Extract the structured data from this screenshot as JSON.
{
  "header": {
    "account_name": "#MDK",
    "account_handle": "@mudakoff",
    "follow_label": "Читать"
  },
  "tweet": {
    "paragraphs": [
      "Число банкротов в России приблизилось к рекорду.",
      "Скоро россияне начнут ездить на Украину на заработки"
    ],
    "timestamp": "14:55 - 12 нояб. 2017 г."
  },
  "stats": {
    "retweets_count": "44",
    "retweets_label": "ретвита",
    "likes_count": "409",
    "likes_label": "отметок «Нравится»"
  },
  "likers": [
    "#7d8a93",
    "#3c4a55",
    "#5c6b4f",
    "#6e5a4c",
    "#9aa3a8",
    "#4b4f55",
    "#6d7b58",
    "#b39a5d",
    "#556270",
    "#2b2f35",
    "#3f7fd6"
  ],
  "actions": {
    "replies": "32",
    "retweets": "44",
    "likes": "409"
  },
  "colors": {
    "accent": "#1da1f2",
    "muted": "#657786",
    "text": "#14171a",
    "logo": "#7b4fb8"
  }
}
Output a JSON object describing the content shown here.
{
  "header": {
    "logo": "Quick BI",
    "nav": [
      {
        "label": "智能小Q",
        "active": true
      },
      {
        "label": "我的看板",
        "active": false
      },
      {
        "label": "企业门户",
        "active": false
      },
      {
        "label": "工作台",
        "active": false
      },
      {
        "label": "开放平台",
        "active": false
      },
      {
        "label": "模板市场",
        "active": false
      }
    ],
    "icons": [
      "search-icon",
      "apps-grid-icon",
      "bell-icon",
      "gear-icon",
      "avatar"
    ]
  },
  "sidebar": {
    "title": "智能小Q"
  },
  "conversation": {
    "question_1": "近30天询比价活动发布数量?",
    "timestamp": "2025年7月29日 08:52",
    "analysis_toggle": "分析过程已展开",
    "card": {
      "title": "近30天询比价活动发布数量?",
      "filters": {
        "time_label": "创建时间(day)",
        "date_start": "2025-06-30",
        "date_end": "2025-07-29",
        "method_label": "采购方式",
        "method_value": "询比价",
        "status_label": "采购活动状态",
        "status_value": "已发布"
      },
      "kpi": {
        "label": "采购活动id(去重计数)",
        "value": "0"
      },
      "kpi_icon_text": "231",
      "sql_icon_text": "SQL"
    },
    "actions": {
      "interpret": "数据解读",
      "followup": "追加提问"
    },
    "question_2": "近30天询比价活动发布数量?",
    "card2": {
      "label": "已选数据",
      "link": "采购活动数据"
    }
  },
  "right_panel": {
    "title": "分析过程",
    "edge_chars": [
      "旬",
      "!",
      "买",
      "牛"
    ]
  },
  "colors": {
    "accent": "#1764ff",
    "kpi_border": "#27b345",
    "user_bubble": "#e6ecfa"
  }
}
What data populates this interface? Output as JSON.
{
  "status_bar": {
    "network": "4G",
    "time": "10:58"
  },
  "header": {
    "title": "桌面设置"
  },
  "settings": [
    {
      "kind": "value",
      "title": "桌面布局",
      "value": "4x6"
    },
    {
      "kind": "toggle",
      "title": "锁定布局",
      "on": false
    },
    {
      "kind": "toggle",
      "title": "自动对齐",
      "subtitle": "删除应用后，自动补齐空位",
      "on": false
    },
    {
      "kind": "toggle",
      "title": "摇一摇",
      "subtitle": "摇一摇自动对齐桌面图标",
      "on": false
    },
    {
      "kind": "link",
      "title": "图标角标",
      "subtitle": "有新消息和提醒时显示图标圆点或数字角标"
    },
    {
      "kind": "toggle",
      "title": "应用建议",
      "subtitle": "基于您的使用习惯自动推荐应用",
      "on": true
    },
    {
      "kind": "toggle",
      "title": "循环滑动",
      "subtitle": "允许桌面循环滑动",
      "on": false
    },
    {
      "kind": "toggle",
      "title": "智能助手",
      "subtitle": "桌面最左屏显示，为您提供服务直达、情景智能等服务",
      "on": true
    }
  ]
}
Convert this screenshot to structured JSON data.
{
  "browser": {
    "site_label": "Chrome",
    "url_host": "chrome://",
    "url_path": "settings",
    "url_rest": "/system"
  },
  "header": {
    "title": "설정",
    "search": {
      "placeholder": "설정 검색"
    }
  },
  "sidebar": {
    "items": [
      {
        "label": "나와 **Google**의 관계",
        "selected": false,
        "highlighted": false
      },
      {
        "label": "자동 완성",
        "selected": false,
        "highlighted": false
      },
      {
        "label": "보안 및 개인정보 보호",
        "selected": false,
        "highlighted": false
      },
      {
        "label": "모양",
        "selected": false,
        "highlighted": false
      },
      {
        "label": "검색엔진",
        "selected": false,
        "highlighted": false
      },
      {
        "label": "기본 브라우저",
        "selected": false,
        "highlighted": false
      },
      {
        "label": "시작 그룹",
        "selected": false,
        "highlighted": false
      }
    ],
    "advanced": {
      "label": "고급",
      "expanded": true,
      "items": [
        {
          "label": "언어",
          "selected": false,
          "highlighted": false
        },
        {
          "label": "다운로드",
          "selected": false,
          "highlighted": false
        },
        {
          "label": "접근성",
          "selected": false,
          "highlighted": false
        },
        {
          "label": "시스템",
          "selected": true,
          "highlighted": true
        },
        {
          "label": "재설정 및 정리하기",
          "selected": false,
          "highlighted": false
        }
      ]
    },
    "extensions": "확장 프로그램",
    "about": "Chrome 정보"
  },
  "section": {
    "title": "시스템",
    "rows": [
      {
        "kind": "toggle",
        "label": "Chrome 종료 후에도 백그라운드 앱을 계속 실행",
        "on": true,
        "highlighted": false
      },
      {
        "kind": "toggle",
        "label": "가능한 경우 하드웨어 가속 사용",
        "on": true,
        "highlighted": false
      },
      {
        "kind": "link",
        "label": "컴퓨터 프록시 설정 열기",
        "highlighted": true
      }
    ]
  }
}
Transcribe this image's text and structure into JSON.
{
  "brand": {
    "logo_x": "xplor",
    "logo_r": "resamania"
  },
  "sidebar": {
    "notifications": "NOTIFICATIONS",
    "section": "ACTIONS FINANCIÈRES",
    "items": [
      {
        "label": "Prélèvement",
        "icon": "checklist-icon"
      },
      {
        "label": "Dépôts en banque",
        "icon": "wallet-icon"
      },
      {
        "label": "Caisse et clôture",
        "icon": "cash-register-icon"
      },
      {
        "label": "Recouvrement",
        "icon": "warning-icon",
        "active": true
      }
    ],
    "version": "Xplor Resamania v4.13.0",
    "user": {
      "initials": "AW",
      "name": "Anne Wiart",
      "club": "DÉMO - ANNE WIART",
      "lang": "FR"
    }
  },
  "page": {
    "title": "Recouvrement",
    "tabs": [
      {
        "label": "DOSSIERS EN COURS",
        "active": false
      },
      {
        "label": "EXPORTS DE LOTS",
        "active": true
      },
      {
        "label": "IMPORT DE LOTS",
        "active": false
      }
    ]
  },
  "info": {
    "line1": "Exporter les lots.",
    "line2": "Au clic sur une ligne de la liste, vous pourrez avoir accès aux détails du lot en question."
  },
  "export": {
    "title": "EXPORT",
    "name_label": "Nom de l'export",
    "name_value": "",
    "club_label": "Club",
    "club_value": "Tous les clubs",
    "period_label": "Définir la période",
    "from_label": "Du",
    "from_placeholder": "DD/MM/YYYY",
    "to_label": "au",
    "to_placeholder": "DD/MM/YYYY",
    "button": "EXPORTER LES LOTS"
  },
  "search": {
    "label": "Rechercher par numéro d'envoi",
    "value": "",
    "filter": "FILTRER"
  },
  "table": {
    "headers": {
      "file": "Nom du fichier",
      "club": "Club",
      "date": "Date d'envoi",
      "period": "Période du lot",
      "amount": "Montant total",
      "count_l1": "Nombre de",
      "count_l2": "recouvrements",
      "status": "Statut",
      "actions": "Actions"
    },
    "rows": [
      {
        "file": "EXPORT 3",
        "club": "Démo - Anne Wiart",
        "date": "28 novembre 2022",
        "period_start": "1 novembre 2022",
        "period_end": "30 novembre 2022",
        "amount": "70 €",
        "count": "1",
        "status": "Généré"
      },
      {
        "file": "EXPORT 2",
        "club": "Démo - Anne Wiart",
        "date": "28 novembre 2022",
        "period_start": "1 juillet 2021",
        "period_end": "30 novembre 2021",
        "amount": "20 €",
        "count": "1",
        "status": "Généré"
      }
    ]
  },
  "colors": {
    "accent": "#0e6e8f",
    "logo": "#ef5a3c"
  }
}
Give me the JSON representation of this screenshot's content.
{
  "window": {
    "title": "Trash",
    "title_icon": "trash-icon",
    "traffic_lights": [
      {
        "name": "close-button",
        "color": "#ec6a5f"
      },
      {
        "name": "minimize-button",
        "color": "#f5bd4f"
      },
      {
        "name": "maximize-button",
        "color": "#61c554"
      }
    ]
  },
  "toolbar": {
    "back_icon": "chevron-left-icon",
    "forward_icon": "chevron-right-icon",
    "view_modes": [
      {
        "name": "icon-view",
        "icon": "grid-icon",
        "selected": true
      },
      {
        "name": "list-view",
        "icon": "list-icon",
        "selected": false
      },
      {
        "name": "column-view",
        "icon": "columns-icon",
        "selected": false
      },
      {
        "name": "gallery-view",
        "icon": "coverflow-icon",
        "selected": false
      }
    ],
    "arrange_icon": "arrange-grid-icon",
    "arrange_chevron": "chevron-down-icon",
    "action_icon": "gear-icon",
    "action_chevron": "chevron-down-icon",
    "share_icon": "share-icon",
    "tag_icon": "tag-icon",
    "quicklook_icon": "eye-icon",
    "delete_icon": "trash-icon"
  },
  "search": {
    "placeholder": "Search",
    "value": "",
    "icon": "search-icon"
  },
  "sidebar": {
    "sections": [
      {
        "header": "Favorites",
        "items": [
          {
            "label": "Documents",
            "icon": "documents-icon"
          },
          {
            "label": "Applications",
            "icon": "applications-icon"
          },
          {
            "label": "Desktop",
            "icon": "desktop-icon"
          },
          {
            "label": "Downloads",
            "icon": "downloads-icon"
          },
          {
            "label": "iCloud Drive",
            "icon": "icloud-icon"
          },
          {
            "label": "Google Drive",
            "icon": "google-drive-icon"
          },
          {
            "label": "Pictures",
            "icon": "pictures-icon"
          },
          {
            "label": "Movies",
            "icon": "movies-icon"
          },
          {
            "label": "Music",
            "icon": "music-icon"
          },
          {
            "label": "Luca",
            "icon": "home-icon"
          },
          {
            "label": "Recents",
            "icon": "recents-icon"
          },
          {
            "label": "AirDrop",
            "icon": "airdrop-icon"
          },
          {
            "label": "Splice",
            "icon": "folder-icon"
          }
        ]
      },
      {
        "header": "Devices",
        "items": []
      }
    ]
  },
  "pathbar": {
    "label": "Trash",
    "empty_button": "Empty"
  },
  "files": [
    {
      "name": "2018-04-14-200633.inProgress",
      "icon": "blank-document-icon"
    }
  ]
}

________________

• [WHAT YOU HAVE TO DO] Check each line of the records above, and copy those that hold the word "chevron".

• [EXPECTED ANSWER]
    "back_icon": "chevron-left-icon",
    "forward_icon": "chevron-right-icon",
    "arrange_chevron": "chevron-down-icon",
    "action_chevron": "chevron-down-icon",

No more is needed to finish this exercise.